Market prices for refractory grade bauxite, and for brown
fused (BFA) and white fused alumina (WFA), have mostly remained
stable in the two weeks to Friday February 7, while Chinese
operations have remained closed, although several sources have
pointed to shipping delays as a bullish factor for prices in
the near future.
Production operations in China’s Shanxi and
Henan provinces have been closed during the past week, and were
expected to stay shut until February 17, local sources
This was intended to minimize travel between the various
parts of the East Asian country and contain the spread of the
viral infection, which has so far affected more than 30,000
people in China alone. The closures started at the end of
January, concurrent with the Chinese new year holiday, but have
now been extended twice.
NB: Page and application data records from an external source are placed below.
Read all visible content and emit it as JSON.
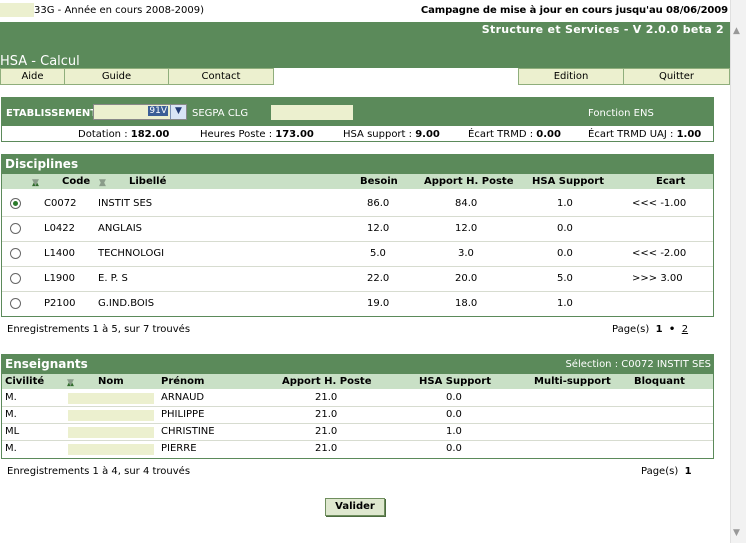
{
  "topline": {
    "year_text": "33G - Année en cours 2008-2009)",
    "campagne": "Campagne de mise à jour en cours jusqu'au 08/06/2009"
  },
  "header": {
    "version": "Structure et Services - V 2.0.0 beta 2",
    "title": "HSA - Calcul"
  },
  "menu": {
    "aide": "Aide",
    "guide": "Guide",
    "contact": "Contact",
    "edition": "Edition",
    "quitter": "Quitter"
  },
  "etablissement": {
    "label": "ETABLISSEMENT",
    "select_value": "91V",
    "segpa": "SEGPA CLG",
    "fonction": "Fonction ENS",
    "stats": {
      "dotation_label": "Dotation :",
      "dotation": "182.00",
      "heures_label": "Heures Poste :",
      "heures": "173.00",
      "hsa_label": "HSA support :",
      "hsa": "9.00",
      "ecart_label": "Écart TRMD :",
      "ecart": "0.00",
      "ecart_uaj_label": "Écart TRMD UAJ :",
      "ecart_uaj": "1.00"
    }
  },
  "disciplines": {
    "title": "Disciplines",
    "headers": {
      "code": "Code",
      "libelle": "Libellé",
      "besoin": "Besoin",
      "apport": "Apport H. Poste",
      "hsa": "HSA Support",
      "ecart": "Ecart"
    },
    "rows": [
      {
        "code": "C0072",
        "libelle": "INSTIT SES",
        "besoin": "86.0",
        "apport": "84.0",
        "hsa": "1.0",
        "ecart": "<<< -1.00",
        "selected": true
      },
      {
        "code": "L0422",
        "libelle": "ANGLAIS",
        "besoin": "12.0",
        "apport": "12.0",
        "hsa": "0.0",
        "ecart": "",
        "selected": false
      },
      {
        "code": "L1400",
        "libelle": "TECHNOLOGI",
        "besoin": "5.0",
        "apport": "3.0",
        "hsa": "0.0",
        "ecart": "<<< -2.00",
        "selected": false
      },
      {
        "code": "L1900",
        "libelle": "E. P. S",
        "besoin": "22.0",
        "apport": "20.0",
        "hsa": "5.0",
        "ecart": ">>> 3.00",
        "selected": false
      },
      {
        "code": "P2100",
        "libelle": "G.IND.BOIS",
        "besoin": "19.0",
        "apport": "18.0",
        "hsa": "1.0",
        "ecart": "",
        "selected": false
      }
    ],
    "footer": "Enregistrements 1 à 5, sur 7 trouvés",
    "pages_label": "Page(s)",
    "page_current": "1",
    "page_sep": "•",
    "page_next": "2"
  },
  "enseignants": {
    "title": "Enseignants",
    "selection": "Sélection : C0072 INSTIT SES",
    "headers": {
      "civilite": "Civilité",
      "nom": "Nom",
      "prenom": "Prénom",
      "apport": "Apport H. Poste",
      "hsa": "HSA Support",
      "multi": "Multi-support",
      "bloquant": "Bloquant"
    },
    "rows": [
      {
        "civilite": "M.",
        "prenom": "ARNAUD",
        "apport": "21.0",
        "hsa": "0.0"
      },
      {
        "civilite": "M.",
        "prenom": "PHILIPPE",
        "apport": "21.0",
        "hsa": "0.0"
      },
      {
        "civilite": "ML",
        "prenom": "CHRISTINE",
        "apport": "21.0",
        "hsa": "1.0"
      },
      {
        "civilite": "M.",
        "prenom": "PIERRE",
        "apport": "21.0",
        "hsa": "0.0"
      }
    ],
    "footer": "Enregistrements 1 à 4, sur 4 trouvés",
    "pages_label": "Page(s)",
    "page_current": "1"
  },
  "valider_label": "Valider",
  "colors": {
    "green": "#5b8a5a",
    "light_green": "#c9e0c6",
    "cream": "#ecf0cf"
  }
}
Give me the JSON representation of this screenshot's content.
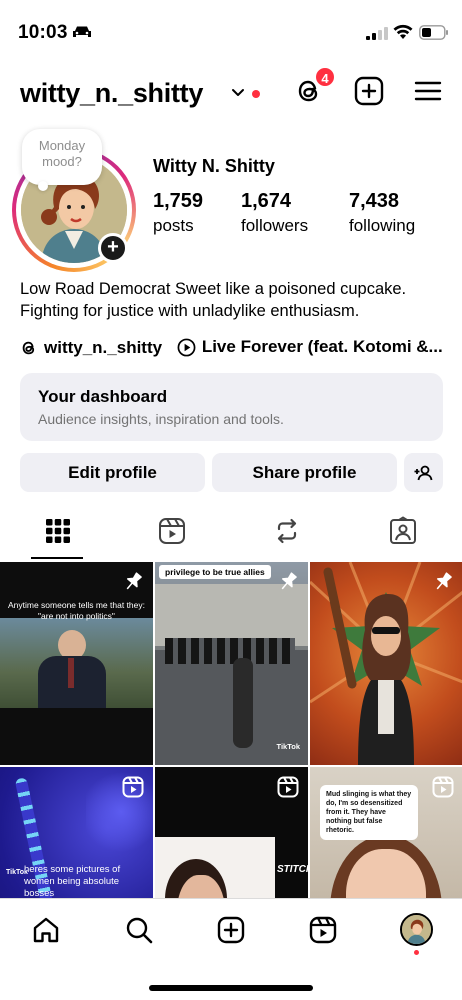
{
  "status_bar": {
    "time": "10:03"
  },
  "header": {
    "username": "witty_n._shitty",
    "threads_badge": "4",
    "icons": [
      "threads-icon",
      "create-icon",
      "menu-icon"
    ]
  },
  "profile": {
    "note": "Monday mood?",
    "display_name": "Witty N. Shitty",
    "stats": [
      {
        "num": "1,759",
        "label": "posts"
      },
      {
        "num": "1,674",
        "label": "followers"
      },
      {
        "num": "7,438",
        "label": "following"
      }
    ],
    "bio": "Low Road Democrat Sweet like a poisoned cupcake. Fighting for justice with unladylike enthusiasm.",
    "threads_link": "witty_n._shitty",
    "music_link": "Live Forever (feat. Kotomi &..."
  },
  "dashboard": {
    "title": "Your dashboard",
    "subtitle": "Audience insights, inspiration and tools."
  },
  "buttons": {
    "edit": "Edit profile",
    "share": "Share profile"
  },
  "posts": [
    {
      "caption": "Anytime someone tells me that they: \"are not into politics\"",
      "badge": "pin"
    },
    {
      "caption": "privilege to be true allies",
      "badge": "pin",
      "watermark": "TikTok"
    },
    {
      "caption": "",
      "badge": "pin"
    },
    {
      "caption": "heres some pictures of women being absolute bosses",
      "badge": "reel",
      "watermark": "TikTok"
    },
    {
      "caption": "STITCH",
      "badge": "reel"
    },
    {
      "caption": "Mud slinging is what they do, I'm so desensitized from it. They have nothing but false rhetoric.",
      "badge": "reel"
    }
  ],
  "colors": {
    "accent_red": "#ff3040",
    "button_bg": "#efeff4",
    "muted_text": "#737373"
  }
}
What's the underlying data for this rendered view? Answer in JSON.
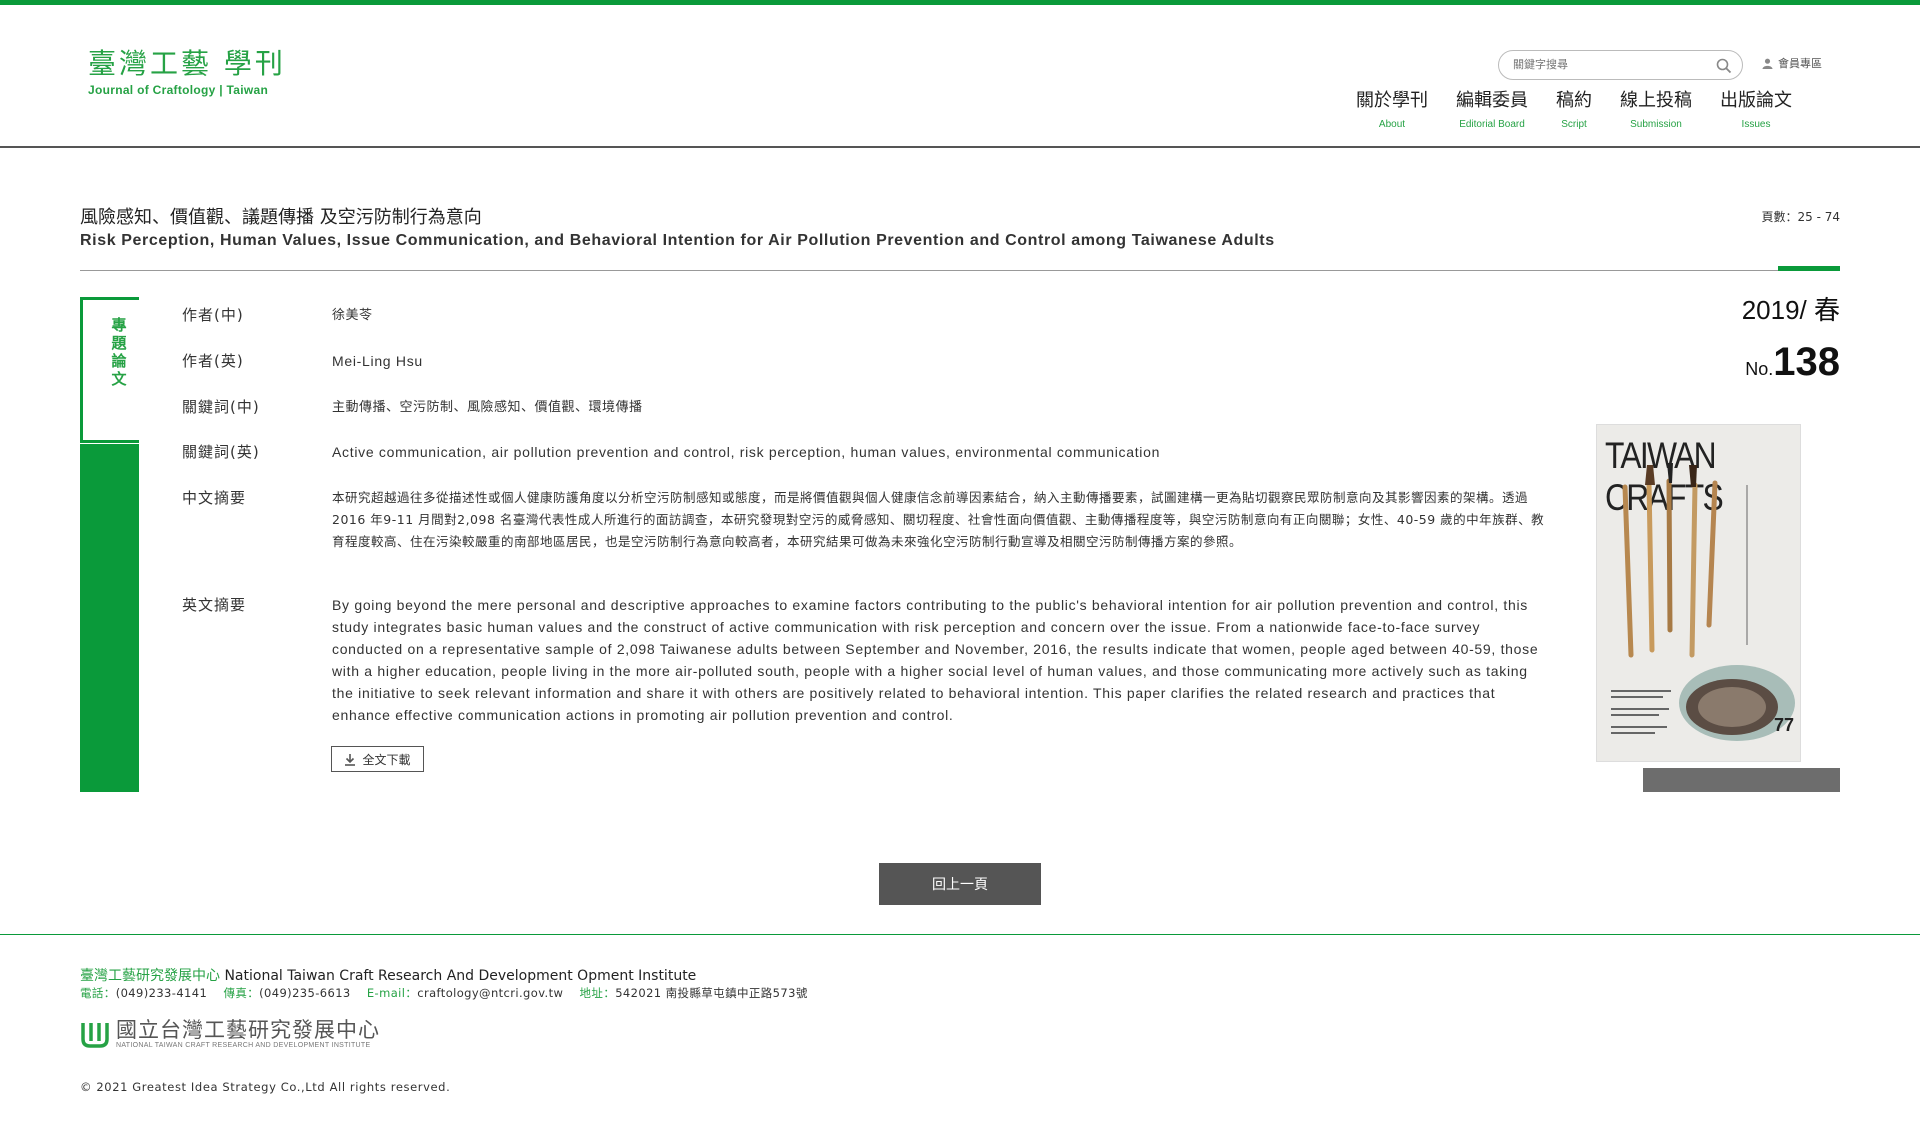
{
  "header": {
    "logo_zh": "臺灣工藝 學刊",
    "logo_en": "Journal of Craftology | Taiwan",
    "search_placeholder": "關鍵字搜尋",
    "member_label": "會員專區",
    "nav": [
      {
        "zh": "關於學刊",
        "en": "About"
      },
      {
        "zh": "編輯委員",
        "en": "Editorial Board"
      },
      {
        "zh": "稿約",
        "en": "Script"
      },
      {
        "zh": "線上投稿",
        "en": "Submission"
      },
      {
        "zh": "出版論文",
        "en": "Issues"
      }
    ]
  },
  "article": {
    "title_zh": "風險感知、價值觀、議題傳播 及空污防制行為意向",
    "title_en": "Risk Perception, Human Values, Issue Communication, and Behavioral Intention for Air Pollution Prevention and Control among Taiwanese Adults",
    "pages": "頁數：25 - 74",
    "category": "專題論文",
    "rows": [
      {
        "label": "作者(中)",
        "value": "徐美苓"
      },
      {
        "label": "作者(英)",
        "value": "Mei-Ling Hsu"
      },
      {
        "label": "關鍵詞(中)",
        "value": "主動傳播、空污防制、風險感知、價值觀、環境傳播"
      },
      {
        "label": "關鍵詞(英)",
        "value": "Active communication, air pollution prevention and control, risk perception, human values, environmental communication"
      },
      {
        "label": "中文摘要",
        "value": "本研究超越過往多從描述性或個人健康防護角度以分析空污防制感知或態度，而是將價值觀與個人健康信念前導因素結合，納入主動傳播要素，試圖建構一更為貼切觀察民眾防制意向及其影響因素的架構。透過2016 年9-11 月間對2,098 名臺灣代表性成人所進行的面訪調查，本研究發現對空污的威脅感知、關切程度、社會性面向價值觀、主動傳播程度等，與空污防制意向有正向關聯；女性、40-59 歲的中年族群、教育程度較高、住在污染較嚴重的南部地區居民，也是空污防制行為意向較高者，本研究結果可做為未來強化空污防制行動宣導及相關空污防制傳播方案的參照。"
      },
      {
        "label": "英文摘要",
        "value": "By going beyond the mere personal and descriptive approaches to examine factors contributing to the public's behavioral intention for air pollution prevention and control, this study integrates basic human values and the construct of active communication with risk perception and concern over the issue. From a nationwide face-to-face survey conducted on a representative sample of 2,098 Taiwanese adults between September and November, 2016, the results indicate that women, people aged between 40-59, those with a higher education, people living in the more air-polluted south, people with a higher social level of human values, and those communicating more actively such as taking the initiative to seek relevant information and share it with others are positively related to behavioral intention. This paper clarifies the related research and practices that enhance effective communication actions in promoting air pollution prevention and control."
      }
    ],
    "download_label": "全文下載",
    "season": "2019/ 春",
    "issue_prefix": "No.",
    "issue_number": "138",
    "cover_title": "TAIWAN CRAFTS",
    "cover_number": "77",
    "back_label": "回上一頁"
  },
  "footer": {
    "inst_zh": "臺灣工藝研究發展中心",
    "inst_en": "National Taiwan Craft Research And Development Opment Institute",
    "tel_label": "電話：",
    "tel": "(049)233-4141",
    "fax_label": "傳真：",
    "fax": "(049)235-6613",
    "email_label": "E-mail：",
    "email": "craftology@ntcri.gov.tw",
    "addr_label": "地址：",
    "addr": "542021 南投縣草屯鎮中正路573號",
    "logo_zh": "國立台灣工藝研究發展中心",
    "logo_en": "NATIONAL TAIWAN CRAFT RESEARCH AND DEVELOPMENT INSTITUTE",
    "copyright": "© 2021 Greatest Idea Strategy Co.,Ltd All rights reserved."
  },
  "colors": {
    "accent": "#0a9a3a",
    "accent_text": "#26a245",
    "button": "#555555"
  }
}
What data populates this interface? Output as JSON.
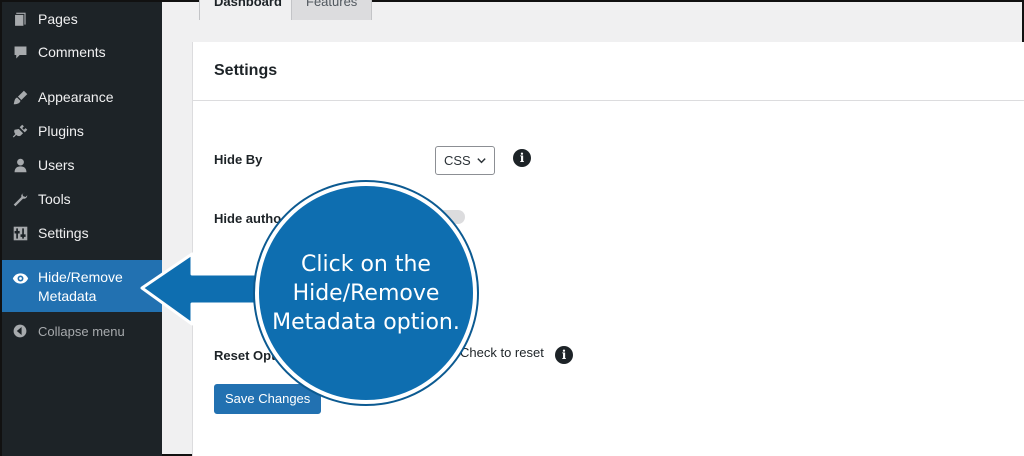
{
  "sidebar": {
    "items": [
      {
        "label": "Pages",
        "icon": "pages-icon"
      },
      {
        "label": "Comments",
        "icon": "comment-icon"
      },
      {
        "label": "Appearance",
        "icon": "brush-icon"
      },
      {
        "label": "Plugins",
        "icon": "plug-icon"
      },
      {
        "label": "Users",
        "icon": "user-icon"
      },
      {
        "label": "Tools",
        "icon": "wrench-icon"
      },
      {
        "label": "Settings",
        "icon": "sliders-icon"
      },
      {
        "label": "Hide/Remove Metadata",
        "icon": "eye-icon",
        "active": true
      },
      {
        "label": "Collapse menu",
        "icon": "collapse-icon"
      }
    ]
  },
  "tabs": [
    {
      "label": "Dashboard",
      "active": true
    },
    {
      "label": "Features",
      "active": false
    }
  ],
  "settings": {
    "title": "Settings",
    "hide_by_label": "Hide By",
    "hide_by_value": "CSS",
    "hide_author_label": "Hide autho",
    "reset_label": "Reset Optio",
    "reset_checkbox_label": "Check to reset",
    "save_label": "Save Changes"
  },
  "callout": {
    "text": "Click on the Hide/Remove Metadata option."
  },
  "colors": {
    "sidebar_bg": "#1d2327",
    "active_bg": "#2271b1",
    "callout_bg": "#0e6eb0",
    "button_bg": "#2271b1"
  }
}
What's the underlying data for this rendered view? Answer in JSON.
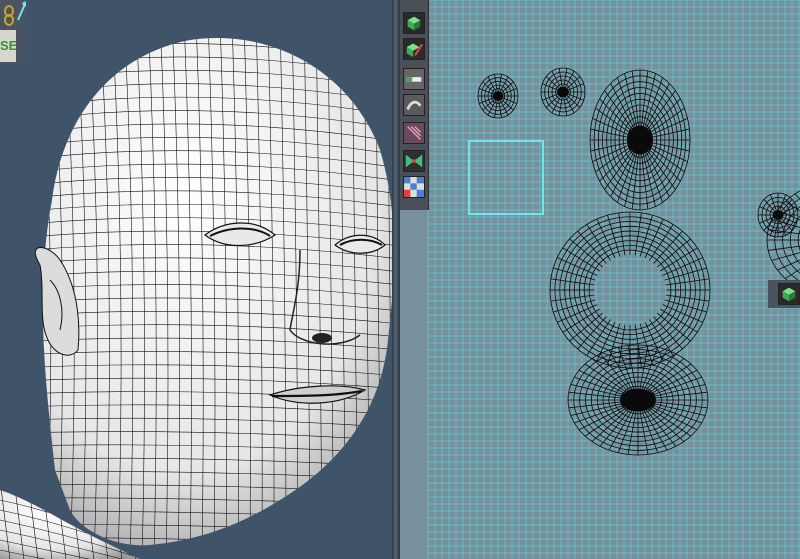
{
  "viewport": {
    "background": "#3f5468",
    "mesh_stroke": "#111111",
    "mesh_fill": "#f4f4f4"
  },
  "corner_tools": {
    "se_label": "SE",
    "icons": [
      "chain-icon",
      "manipulator-icon"
    ]
  },
  "uv_editor": {
    "background": "#78909e",
    "grid_color": "#5fd6d4",
    "tools": [
      {
        "name": "uv-cube-icon",
        "color": "#3faa55"
      },
      {
        "name": "uv-cube-edit-icon",
        "color": "#3faa55"
      },
      {
        "name": "uv-move-icon",
        "color": "#d9d9d9"
      },
      {
        "name": "uv-smudge-icon",
        "color": "#b0b0b0"
      },
      {
        "name": "uv-layout-icon",
        "color": "#d07090"
      },
      {
        "name": "uv-unfold-icon",
        "color": "#40c080"
      },
      {
        "name": "uv-checker-icon",
        "color": "#4d7fd0"
      }
    ],
    "side_tool": "uv-cube-icon"
  }
}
Participants were factoring-in delays beyond the second half
of this month, however. According to fused alumina producers in
Henan in contact with Fastmarkets, workers who travel back into
the province from outside will not be allowed to return to work
immediately, but only after two weeks of self-imposed
quarantine – during which they will have their bodily
temperature checked on a daily basis.
What this means is that, even if operations could in theory
restart in 10 days’ time, the workforce may not be
able to run the plants for an additional two weeks.
"If you consider that, it’ll be the end of
February before plants start running again," a distributor
said. "And that is only if no other issues arise."
A trader added: "All the February shipments are delayed to
March. And the new production won’t be arriving in
Europe before the end of April at the earliest. Some people
will be short [of material]."
Prices muted, warning signs ahead
At the time of writing, most market prices have yet to show
a meaningful reaction to the new supply uncertainty.
Fastmarkets saw little change in prices for bauxite and
fused alumina over the past fortnight. Prices for two grades of
bauxite ticked up slightly, but BFA and WFA were mainly
The prices below were all assessed on Thursday February
The price assessment for bauxite, refractory-grade, 86%/2.0/3.15-3.2
(0-6mm), fob Xingang, was $400-420 per tonne, compared with
$395-420 per tonne previously.
Likewise, the price assessment for bauxite, refractory-grade, 88%/2.0/3.15-3.2
(0-6mm), fob Xingang, was $440-450 per tonne, widening
upward by $5 per tonne.
The prices of two intermediary purity grades remained
Fastmarkets assessed the price of bauxite, refractory-grade, 85%/2.0/3.15-3.2
(0-6mm), fob Xingang, at $385-395 per tonne, unchanged
since the previous assessment.
And the price of bauxite, refractory-grade, 87%/2.0/3.15-3.2
(0-6mm), fob Xingang, was similarly unchanged at $420-440
Confirmed business pushed the top end of the 88% range
upward, and the low end of the 86% range, while the majority of
other data points were in line with existing levels.
Fastmarkets received reports of some small lots sold at
prices that were significantly higher than the published
ranges. It understands that immediate delivery and small
volumes were some of the reasons behind the high premiums, but
the repeatability of these trades was not clear.
Fastmarkets assessed the price of alumina, fused brown, min 95% Al2O3, refractory
sized (0-6mm), fob China, at $720-730 per tonne, unchanged
from two weeks earlier.
The price of alumina, fused brown, min 95% Al2O3, FEPA
F8-220 grit, fob China, was assessed at $800-820 per tonne,
compared with $810-820 previously.
And Fastmarkets’ latest assessment of the price
for alumina, fused white, 25kg bags, cif
Europe, was unchanged at €670-770 ($736-846) per
At the same time, sources said that the short-term outlook
could prove bullish. "Prices didn’t move because
everyone in China is still at home," a trader said. "Once they
get back to work, it’ll start to happen."
One leading concern was that late shipments and disruptions
to new production would create a shortage, at a time when
consumers were destocking and relying on just-in-time
Buyers in Europe had been trying to run down their
inventories for the past several months, dogged by weak
performances by the refractories and steel sectors. Very few of
them maintained inventory beyond a working level.
Distributors and traders did the same, with one saying: "No
one has high stocks in Europe right now. It isn’t
feasible with such uncertain market conditions."
And another warned: "For those who need material in March
and April, it could be tough."